Politico is out with a piece that highlights GOP strategists’ opinions of who Mitt Romney should select as a running mate. The picture that accompanies the article features the faces of five different potential vice presidential nominees. Conspicuously absent from the picture: Paul Ryan and Allen West.
The article backs up what National Journal found in its latest Insiders poll. Strategists primarily think in terms of preparedness and political advantage. Those considerations propel candidates like Ohio Sen. Rob Portman and Florida Sen. Marco Rubio to the top of the list — and relegate “bolder” to the bottom. Portman boasts experience as a former director of the Office of Management and Budget and hails from a crucial swing state. Rubio has his Hispanic heritage, youth and charisma on his side — and it also doesn’t hurt that he’s from Florida.
It’s hard to know who has Romney’s ear on this issue, but I hope whoever advises him plants an idea bigger even than the idea that he should pick a running mate based on political considerations and presidential preparedness. Romney has the opportunity to define the terms of the election with his choice of a vice presidential running mate. Sure, he can’t ignore demographic factors or experience in his selection, but he has a chance to make this not primarily about politics, but primarily about ideas. He should choose to make this about which party has the better vision for the fiscal future of the country. We might be in the midst of an anemic recovery, but the longterm crisis we face is the same as the crisis we faced in 2008: Unless we reign in spending and reform entitlement programs, we’ll be Greece before we know it.
It could be that Rob Portman can articulate the need for fiscal responsibility as well as anyone. It could be that he would satisfy political considerations, presidential preparedness and the “game change” factor. But there’s no doubt Paul Ryan would satisfy on all three scores.
John McCain’s selection of Sarah Palin taught us that a vice presidential candidate can be a powerful spokesperson for conservative principles during and after a campaign. The same GOP strategists who now push Portman also lament Palin’s selection, as though her lack of experience on the national stage was the reason John McCain lost the 2008 election, when, in fact, he lost it for himself. Either that or Barack Obama won it with a flashy campaign and a complete evasion of the vetting process.
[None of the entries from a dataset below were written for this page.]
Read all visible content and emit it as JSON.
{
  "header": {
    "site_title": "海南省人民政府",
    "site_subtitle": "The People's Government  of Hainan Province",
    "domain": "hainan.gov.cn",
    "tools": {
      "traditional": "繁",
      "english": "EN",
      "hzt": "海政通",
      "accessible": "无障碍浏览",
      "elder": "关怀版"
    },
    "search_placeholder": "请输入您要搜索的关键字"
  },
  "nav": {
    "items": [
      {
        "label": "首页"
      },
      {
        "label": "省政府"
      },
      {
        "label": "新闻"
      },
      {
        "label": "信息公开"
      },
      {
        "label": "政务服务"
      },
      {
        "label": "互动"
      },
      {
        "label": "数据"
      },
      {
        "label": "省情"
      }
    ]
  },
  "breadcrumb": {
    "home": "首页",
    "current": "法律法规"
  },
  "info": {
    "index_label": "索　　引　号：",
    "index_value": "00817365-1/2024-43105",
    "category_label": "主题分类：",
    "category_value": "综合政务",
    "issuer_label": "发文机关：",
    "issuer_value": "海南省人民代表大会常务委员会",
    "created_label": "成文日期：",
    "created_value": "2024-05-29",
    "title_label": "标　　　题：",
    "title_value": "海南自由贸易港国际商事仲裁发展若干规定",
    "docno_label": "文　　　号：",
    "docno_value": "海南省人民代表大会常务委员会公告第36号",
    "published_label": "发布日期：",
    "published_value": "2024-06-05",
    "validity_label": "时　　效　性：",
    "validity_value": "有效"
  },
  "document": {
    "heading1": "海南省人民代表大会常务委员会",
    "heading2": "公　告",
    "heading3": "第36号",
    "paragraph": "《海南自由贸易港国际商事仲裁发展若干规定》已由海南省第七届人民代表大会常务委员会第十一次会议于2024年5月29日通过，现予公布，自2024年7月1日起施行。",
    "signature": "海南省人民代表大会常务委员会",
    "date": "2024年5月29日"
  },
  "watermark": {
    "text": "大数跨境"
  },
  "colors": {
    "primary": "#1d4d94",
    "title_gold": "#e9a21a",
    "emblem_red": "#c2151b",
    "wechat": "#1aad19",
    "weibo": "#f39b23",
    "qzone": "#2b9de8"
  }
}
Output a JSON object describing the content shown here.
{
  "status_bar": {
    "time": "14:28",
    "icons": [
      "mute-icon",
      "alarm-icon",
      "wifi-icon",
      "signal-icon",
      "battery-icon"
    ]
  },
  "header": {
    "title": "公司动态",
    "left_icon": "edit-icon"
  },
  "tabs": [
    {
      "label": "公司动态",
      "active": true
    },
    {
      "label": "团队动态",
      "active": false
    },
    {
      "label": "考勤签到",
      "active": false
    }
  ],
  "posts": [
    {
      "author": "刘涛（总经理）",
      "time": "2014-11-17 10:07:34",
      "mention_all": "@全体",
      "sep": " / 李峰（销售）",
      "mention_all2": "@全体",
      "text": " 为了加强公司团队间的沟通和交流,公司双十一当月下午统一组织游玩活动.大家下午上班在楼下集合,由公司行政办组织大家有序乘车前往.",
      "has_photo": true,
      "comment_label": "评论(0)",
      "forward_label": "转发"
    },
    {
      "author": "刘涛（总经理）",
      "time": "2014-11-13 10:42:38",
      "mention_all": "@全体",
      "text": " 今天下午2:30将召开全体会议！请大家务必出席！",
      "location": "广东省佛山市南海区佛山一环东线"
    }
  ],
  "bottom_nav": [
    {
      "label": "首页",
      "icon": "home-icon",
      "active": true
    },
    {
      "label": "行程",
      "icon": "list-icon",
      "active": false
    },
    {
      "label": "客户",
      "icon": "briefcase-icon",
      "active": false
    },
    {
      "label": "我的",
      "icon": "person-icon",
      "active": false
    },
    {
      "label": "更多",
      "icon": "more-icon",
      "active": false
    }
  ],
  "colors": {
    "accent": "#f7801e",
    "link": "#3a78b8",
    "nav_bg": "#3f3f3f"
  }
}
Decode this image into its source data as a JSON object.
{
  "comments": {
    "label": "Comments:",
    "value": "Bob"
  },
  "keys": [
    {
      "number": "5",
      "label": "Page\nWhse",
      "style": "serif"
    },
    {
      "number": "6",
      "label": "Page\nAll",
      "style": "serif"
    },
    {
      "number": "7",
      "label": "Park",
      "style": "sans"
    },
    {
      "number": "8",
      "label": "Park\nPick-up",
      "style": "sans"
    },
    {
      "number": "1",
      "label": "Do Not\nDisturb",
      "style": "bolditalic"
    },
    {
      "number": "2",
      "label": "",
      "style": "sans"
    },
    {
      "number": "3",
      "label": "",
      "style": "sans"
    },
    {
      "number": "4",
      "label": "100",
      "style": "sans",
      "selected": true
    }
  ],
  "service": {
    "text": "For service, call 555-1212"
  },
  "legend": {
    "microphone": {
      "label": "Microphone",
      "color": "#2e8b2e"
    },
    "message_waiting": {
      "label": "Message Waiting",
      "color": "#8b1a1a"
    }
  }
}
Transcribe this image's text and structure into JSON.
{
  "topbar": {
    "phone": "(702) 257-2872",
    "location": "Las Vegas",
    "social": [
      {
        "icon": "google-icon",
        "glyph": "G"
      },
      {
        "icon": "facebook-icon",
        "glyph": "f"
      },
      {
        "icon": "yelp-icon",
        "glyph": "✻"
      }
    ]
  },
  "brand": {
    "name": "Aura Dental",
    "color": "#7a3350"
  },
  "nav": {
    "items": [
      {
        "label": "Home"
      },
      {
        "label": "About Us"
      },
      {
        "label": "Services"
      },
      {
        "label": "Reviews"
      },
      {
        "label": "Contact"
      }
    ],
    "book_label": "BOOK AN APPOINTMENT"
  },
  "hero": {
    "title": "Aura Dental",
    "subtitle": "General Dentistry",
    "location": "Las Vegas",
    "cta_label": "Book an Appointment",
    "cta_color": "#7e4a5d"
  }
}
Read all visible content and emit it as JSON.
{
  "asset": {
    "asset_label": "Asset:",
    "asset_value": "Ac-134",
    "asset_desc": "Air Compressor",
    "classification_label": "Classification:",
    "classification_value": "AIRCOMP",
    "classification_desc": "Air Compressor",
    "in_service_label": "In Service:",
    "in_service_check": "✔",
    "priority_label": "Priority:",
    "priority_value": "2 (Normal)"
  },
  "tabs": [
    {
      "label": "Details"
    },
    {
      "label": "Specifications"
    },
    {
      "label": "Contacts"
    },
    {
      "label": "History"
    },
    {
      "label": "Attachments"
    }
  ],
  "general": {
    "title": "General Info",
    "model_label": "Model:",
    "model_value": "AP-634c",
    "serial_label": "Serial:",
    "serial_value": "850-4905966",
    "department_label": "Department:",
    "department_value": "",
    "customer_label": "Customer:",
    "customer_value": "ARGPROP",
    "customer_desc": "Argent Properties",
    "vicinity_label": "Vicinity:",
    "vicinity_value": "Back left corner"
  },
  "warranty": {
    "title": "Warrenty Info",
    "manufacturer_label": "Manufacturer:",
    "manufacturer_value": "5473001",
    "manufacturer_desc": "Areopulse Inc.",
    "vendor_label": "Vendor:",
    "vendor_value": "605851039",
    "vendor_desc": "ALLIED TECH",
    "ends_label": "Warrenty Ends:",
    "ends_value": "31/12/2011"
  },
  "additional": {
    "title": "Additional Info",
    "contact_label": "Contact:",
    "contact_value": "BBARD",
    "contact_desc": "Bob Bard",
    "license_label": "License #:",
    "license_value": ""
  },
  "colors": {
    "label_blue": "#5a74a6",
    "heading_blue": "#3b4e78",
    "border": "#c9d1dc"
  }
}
It’s up to the presidential nominee to win or lose the election, but, by his selection of a vice presidential running mate, the candidate either gives the movement another meaningful leader or does nothing more than maintain the status quo. It’s for Romney to decide which he’ll do.